[Supplied records]
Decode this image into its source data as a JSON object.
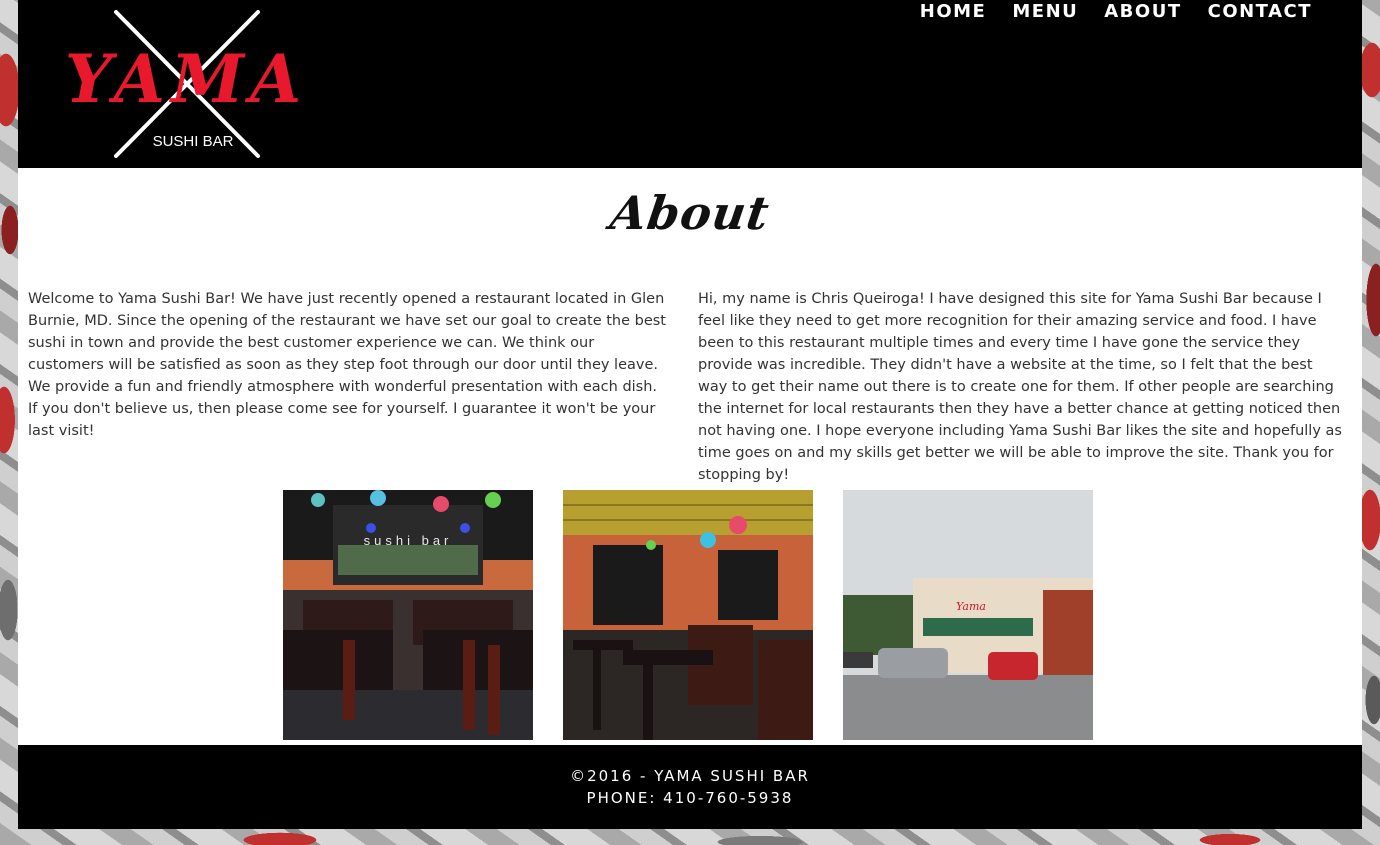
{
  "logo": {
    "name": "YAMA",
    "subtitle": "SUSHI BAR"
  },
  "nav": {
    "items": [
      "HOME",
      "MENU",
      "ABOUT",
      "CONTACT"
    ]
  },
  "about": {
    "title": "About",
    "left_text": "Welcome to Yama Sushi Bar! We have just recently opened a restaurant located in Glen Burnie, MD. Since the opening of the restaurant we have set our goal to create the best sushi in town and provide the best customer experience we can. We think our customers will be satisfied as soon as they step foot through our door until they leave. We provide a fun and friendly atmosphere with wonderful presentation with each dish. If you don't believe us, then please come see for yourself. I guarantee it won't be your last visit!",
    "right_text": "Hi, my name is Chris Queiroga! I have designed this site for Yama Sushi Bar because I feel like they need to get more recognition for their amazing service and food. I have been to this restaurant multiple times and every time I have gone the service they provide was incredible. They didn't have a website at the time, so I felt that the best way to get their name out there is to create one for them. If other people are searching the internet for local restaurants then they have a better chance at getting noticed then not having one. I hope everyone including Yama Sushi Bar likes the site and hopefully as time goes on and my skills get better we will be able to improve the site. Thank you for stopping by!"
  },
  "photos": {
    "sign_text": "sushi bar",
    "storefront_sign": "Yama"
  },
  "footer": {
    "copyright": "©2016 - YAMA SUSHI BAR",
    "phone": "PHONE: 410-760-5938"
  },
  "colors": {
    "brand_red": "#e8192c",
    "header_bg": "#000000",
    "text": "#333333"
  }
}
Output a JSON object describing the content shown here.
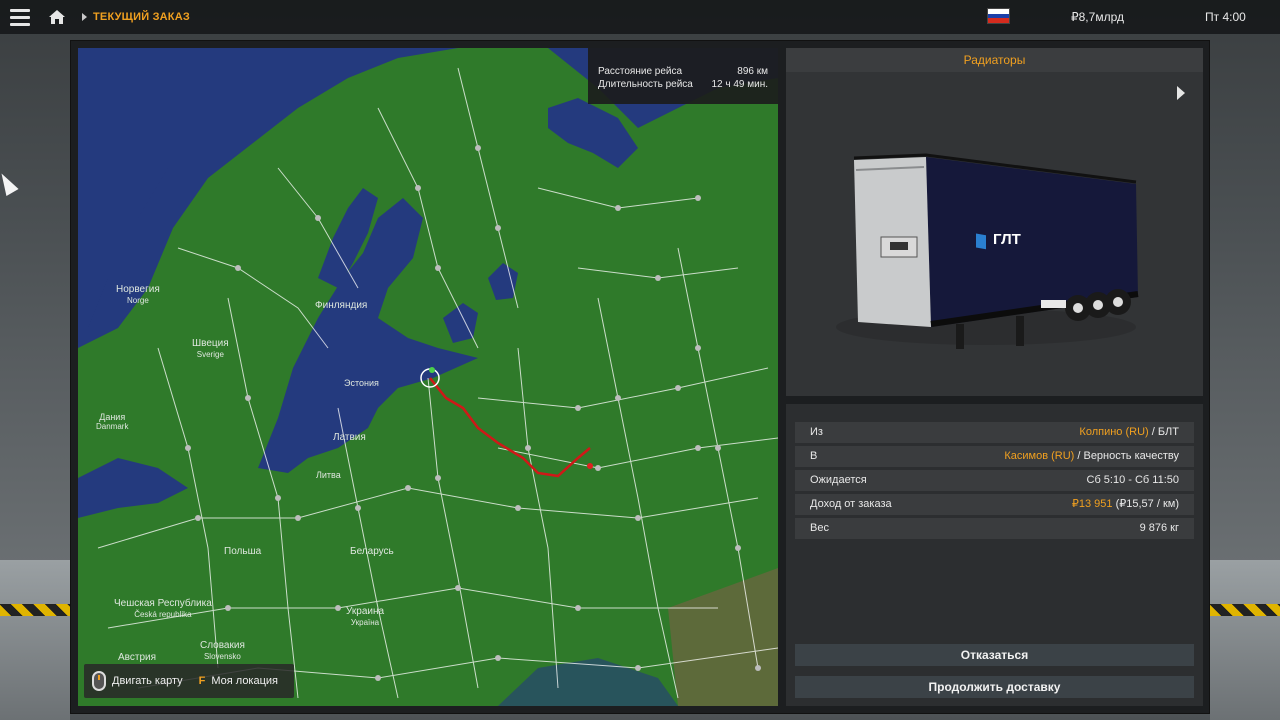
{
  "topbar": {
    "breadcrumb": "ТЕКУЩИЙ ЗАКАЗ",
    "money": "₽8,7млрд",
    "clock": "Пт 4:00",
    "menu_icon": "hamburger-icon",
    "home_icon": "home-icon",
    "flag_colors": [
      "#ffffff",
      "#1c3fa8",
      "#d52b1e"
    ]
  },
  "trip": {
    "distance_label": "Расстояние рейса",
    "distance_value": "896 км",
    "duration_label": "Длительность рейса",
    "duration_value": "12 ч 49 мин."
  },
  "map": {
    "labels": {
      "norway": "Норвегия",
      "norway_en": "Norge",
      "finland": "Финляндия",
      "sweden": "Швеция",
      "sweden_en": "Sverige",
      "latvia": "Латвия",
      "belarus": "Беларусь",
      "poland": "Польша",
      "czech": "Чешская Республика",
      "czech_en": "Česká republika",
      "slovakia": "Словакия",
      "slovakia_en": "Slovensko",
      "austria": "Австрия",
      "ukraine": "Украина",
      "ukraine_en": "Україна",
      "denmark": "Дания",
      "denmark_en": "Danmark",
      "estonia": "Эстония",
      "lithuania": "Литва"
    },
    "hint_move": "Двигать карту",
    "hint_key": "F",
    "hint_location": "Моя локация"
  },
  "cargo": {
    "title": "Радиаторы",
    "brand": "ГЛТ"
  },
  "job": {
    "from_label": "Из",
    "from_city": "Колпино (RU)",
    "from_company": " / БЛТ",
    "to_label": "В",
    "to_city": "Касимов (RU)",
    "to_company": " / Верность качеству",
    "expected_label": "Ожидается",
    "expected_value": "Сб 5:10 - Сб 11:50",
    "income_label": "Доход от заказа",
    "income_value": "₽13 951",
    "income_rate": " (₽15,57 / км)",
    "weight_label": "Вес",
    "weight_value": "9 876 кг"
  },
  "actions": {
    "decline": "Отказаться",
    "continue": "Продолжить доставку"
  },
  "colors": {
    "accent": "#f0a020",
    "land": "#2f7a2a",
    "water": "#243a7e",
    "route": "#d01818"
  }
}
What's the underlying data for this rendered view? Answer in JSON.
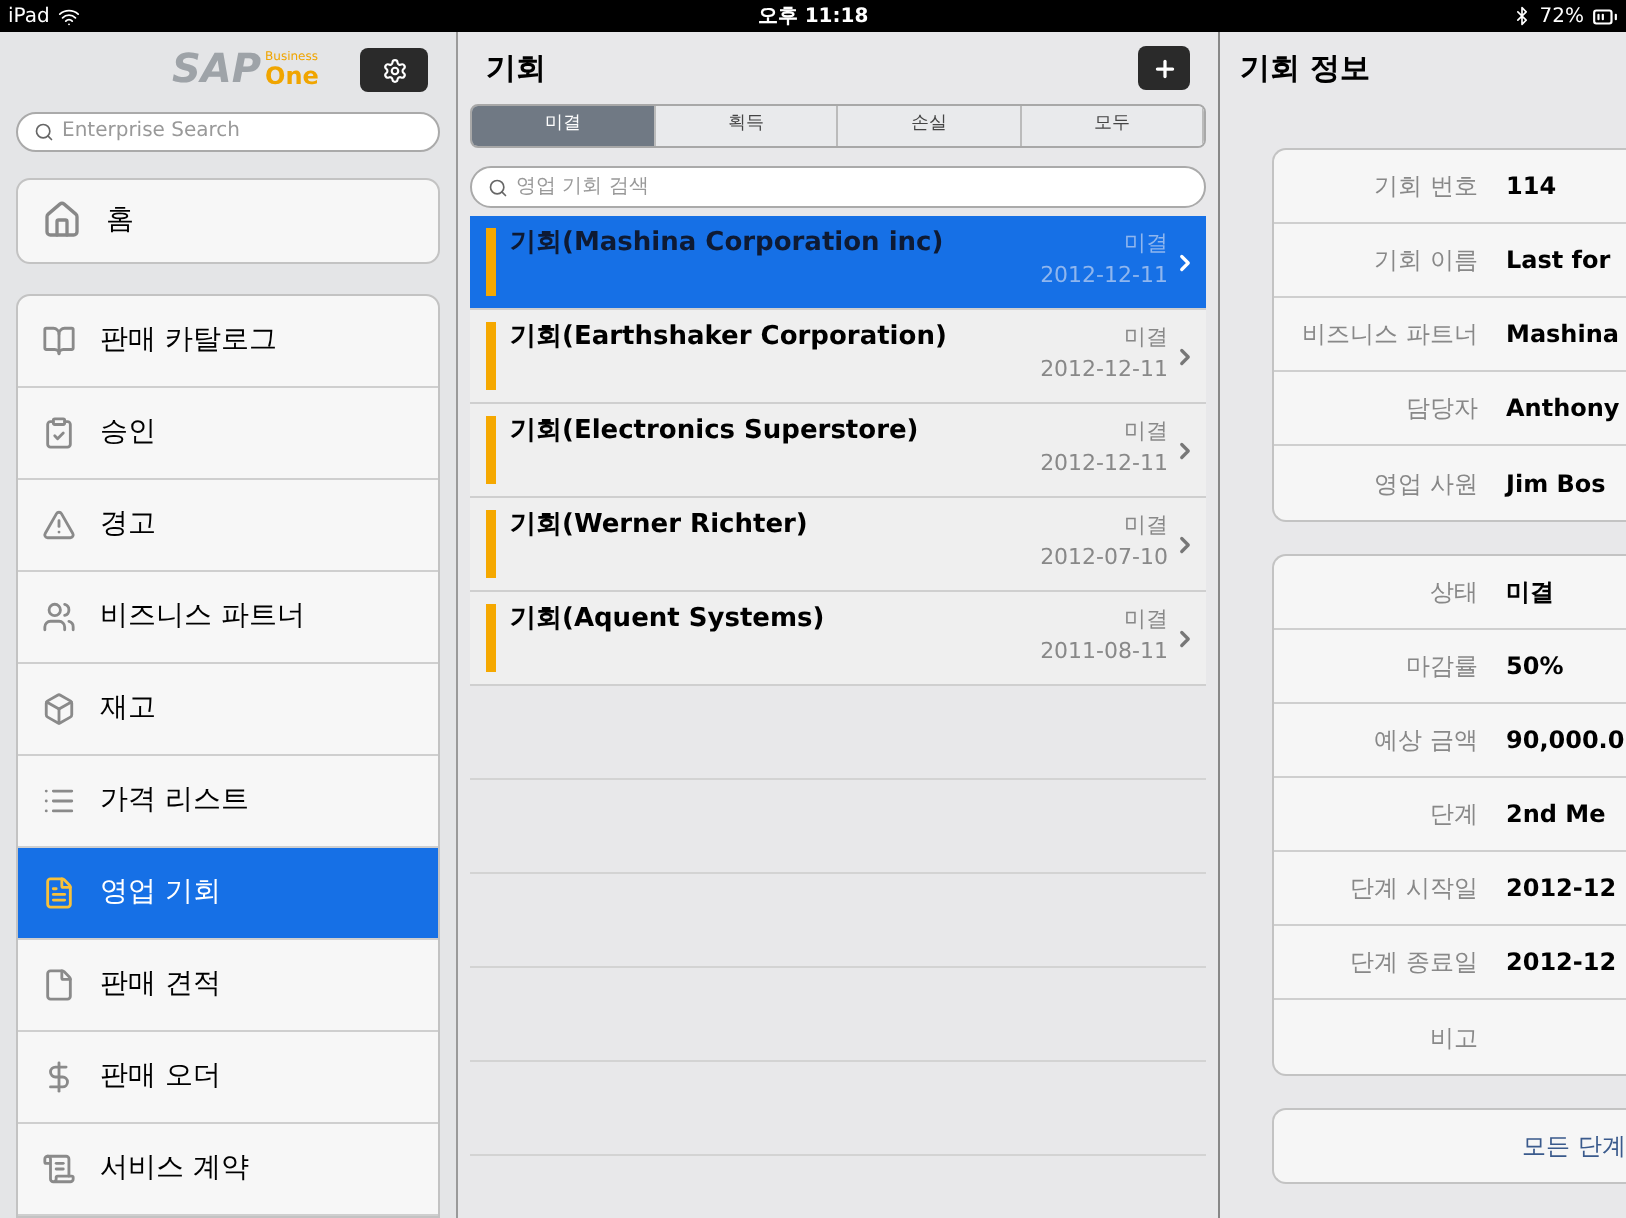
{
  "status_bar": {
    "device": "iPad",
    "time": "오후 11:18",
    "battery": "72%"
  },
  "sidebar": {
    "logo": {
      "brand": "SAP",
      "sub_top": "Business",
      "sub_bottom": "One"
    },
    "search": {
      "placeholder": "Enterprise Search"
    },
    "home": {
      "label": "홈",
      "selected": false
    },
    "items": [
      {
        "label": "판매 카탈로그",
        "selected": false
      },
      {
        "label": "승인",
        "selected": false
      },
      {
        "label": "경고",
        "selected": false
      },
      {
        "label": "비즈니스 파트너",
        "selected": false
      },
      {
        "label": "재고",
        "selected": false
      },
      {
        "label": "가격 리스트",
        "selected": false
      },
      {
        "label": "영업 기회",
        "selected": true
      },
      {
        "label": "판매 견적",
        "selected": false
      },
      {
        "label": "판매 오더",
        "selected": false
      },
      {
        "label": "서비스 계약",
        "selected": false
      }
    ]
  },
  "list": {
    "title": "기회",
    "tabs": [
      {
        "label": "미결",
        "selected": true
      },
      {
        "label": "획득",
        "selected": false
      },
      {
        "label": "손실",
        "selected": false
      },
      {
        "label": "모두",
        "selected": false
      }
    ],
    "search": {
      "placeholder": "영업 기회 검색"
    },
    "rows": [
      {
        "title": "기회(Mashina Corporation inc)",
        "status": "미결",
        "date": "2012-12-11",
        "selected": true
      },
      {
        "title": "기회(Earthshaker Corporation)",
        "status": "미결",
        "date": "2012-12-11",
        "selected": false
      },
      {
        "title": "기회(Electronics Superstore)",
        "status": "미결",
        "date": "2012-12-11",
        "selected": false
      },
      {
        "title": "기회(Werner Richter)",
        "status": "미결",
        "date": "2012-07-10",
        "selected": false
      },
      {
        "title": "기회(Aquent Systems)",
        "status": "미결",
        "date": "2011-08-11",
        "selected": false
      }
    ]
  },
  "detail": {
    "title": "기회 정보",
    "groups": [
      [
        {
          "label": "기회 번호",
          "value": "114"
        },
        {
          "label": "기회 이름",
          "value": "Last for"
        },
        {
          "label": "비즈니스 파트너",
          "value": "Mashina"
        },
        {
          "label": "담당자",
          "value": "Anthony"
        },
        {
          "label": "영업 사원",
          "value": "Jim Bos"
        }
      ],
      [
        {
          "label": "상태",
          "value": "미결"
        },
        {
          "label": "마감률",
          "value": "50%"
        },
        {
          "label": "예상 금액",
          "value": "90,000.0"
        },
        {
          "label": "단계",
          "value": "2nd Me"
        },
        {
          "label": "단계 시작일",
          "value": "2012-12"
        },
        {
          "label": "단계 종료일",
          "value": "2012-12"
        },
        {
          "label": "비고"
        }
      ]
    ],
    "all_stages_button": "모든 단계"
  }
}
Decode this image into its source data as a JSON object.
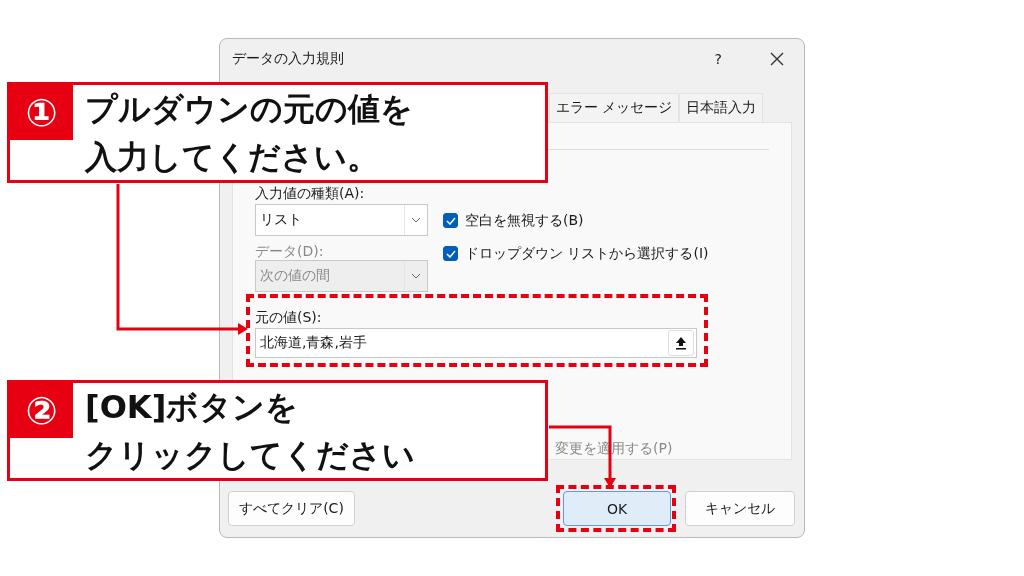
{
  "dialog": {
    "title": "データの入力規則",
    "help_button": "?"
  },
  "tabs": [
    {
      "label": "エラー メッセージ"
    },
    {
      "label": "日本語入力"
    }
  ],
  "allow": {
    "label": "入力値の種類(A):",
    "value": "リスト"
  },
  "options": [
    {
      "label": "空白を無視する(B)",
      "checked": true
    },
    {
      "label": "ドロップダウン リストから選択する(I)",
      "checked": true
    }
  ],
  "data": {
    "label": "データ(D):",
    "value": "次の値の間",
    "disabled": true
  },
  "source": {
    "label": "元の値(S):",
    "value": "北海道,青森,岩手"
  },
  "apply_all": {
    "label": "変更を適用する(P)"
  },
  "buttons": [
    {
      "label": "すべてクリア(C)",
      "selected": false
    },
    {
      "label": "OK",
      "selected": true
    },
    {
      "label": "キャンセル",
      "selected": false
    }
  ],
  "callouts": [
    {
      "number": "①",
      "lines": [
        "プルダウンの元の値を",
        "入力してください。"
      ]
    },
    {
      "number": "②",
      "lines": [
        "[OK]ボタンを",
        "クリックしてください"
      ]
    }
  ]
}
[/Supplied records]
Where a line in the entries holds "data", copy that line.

Decode this image into its source data as a JSON object.
What's the underlying data for this rendered view? Answer in JSON.
Decode this image into its source data as a JSON object.
  "data": {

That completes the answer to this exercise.